More recent efforts have discovered a novel cariogenic pathogen, Scardovia wiggsiae (S. wiggsiae or SW) among the oral bacteria of children with severe early childhood caries. This pathogen has also been confirmed among the oral microbiota among patients with increased caries risk, such as orthodontic patients. Despite these efforts, much remains unknown about the prevalence of this organism and the potential interactions with other cariogenic bacteria that might influence oral health or disease.
Studies from this group have surveyed the prevalence of oral microbial pathogens, such as S. mutans among pediatric and orthodontic populations. In addition, pilot studies to evaluate the presence of S. wiggsiae among this patient population have also emerged. However, to date few (if any) of these studies have performed simultaneous screenings of other organisms, such as S. mutans and S. wiggsiae to determine if the presence of either organism might be associated with differences in the prevalence of the other. The primary goal of this study was to determine the types of oral microbial associations that may exist among S. wiggsiae-positive and -negative patient samples.
microbial prevalence; saliva screening; Scardovia wiggsiae; Selenomonas Noxia; Streptococcus mutans
Biology | Dentistry

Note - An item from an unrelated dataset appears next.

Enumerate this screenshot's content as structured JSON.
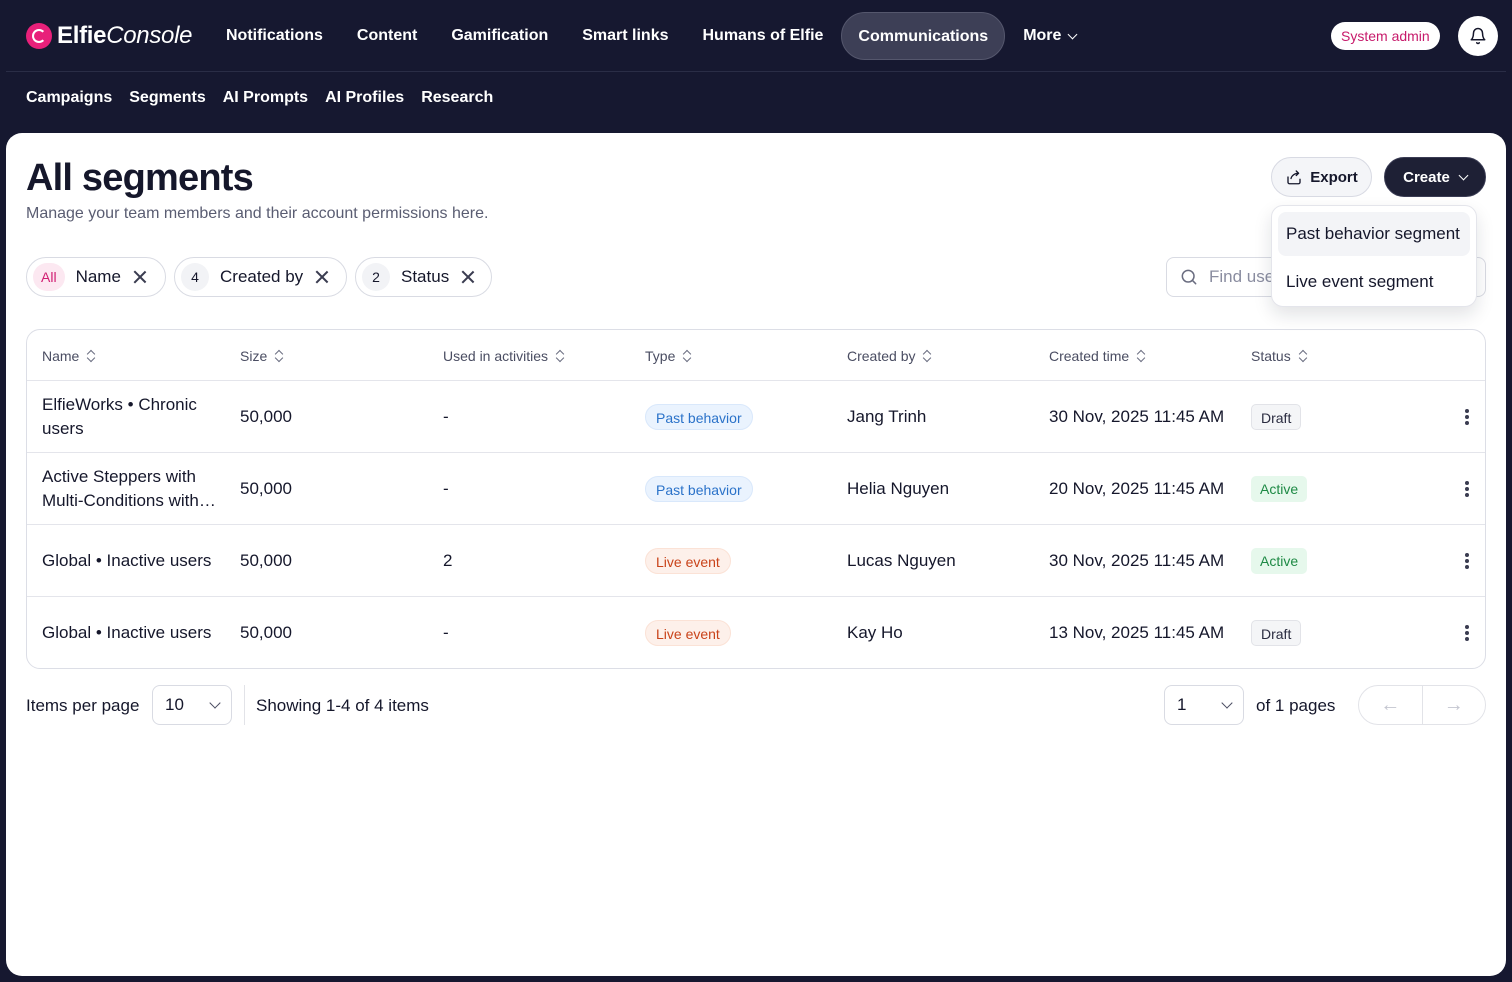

Tam, Amy, "Prevalence of Cariogenic Microbial Flora Among Scardovia wiggsiae-Positive and Negative Patients" (2018). UNLV Theses, Dissertations, Professional Papers, and Capstones. 3331.